Alfred Döblin’s ‘Berlin Alexanderplatz’ (1929) is a classic modernist novel from the Weimar era, telling the story of an ordinary man, Franz Biberkopf, trying to stay afloat in a society riven by corruption, violence and political prejudice. The hero, Francis, wants to be a good man and to live honestly but circumstances keep on getting in the way. Geoffrey Macnab talks to Leontine Petit, Dutch co-producer of Berlin Alexanderplatz.

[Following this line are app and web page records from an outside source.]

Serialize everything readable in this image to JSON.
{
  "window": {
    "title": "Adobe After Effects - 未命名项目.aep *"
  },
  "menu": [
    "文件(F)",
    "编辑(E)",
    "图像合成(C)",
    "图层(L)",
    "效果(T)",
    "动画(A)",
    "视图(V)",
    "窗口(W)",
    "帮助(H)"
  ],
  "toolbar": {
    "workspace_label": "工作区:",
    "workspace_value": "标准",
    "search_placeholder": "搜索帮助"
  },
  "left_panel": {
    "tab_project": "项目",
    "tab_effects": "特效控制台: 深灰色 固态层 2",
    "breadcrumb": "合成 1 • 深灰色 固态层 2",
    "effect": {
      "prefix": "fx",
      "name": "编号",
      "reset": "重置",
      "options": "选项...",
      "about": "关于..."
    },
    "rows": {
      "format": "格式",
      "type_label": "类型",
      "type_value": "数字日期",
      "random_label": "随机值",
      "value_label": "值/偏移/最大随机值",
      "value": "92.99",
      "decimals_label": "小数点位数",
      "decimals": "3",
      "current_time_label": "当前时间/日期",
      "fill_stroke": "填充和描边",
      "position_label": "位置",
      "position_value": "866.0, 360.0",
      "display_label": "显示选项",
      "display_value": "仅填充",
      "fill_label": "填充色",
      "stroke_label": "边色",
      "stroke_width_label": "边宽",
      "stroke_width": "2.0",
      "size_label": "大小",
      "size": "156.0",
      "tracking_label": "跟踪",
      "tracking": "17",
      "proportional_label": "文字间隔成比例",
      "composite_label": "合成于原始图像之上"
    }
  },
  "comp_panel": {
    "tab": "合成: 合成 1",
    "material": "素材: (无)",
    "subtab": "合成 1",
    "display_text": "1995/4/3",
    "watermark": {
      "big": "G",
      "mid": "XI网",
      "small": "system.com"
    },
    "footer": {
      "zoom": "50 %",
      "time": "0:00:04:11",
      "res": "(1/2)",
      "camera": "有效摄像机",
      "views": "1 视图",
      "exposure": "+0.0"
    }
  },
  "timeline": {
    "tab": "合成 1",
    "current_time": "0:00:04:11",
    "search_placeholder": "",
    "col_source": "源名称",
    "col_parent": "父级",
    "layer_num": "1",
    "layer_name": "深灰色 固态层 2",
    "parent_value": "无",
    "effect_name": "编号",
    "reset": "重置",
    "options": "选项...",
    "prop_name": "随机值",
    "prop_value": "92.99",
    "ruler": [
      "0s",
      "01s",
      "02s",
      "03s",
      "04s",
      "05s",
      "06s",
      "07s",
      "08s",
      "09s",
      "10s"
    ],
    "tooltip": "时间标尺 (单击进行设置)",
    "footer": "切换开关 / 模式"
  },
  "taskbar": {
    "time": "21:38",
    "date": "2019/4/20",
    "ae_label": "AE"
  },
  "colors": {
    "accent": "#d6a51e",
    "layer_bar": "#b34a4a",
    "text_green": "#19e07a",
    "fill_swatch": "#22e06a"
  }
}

It was made into a mini-series by Rainer Werner Fassbinder in 1980. Now, a contemporary version, Berlin Alexanderplatz, directed by Afghan-German auteur Burhan Qurbani, produced by Sommerhaus Filmproduktion and Lemming Film, and sold by Beta Cinema, is screening in Berlinale competition. It is supported by the Film Fund and Production Incentive.

“It’s a different approach on Alfred Döblin’s novel, told in the present day from the perspective of a refugee,” Leontine Petit (Lemming Film) says of Qurbani’s 3-hour re-imagining of the story, which she boarded after its pitch at CineMart 2016. “We really get into the head of an illegal refugee and experience what it is like to arrive in Europe and how to survive.”

Read the complete interview with Leontine Petit about the making of Berlin Alexanderplatz on issuu.com

Text by Geoffrey Macnab

Still: Berlin Alexanderplatz, Burhan Qurbani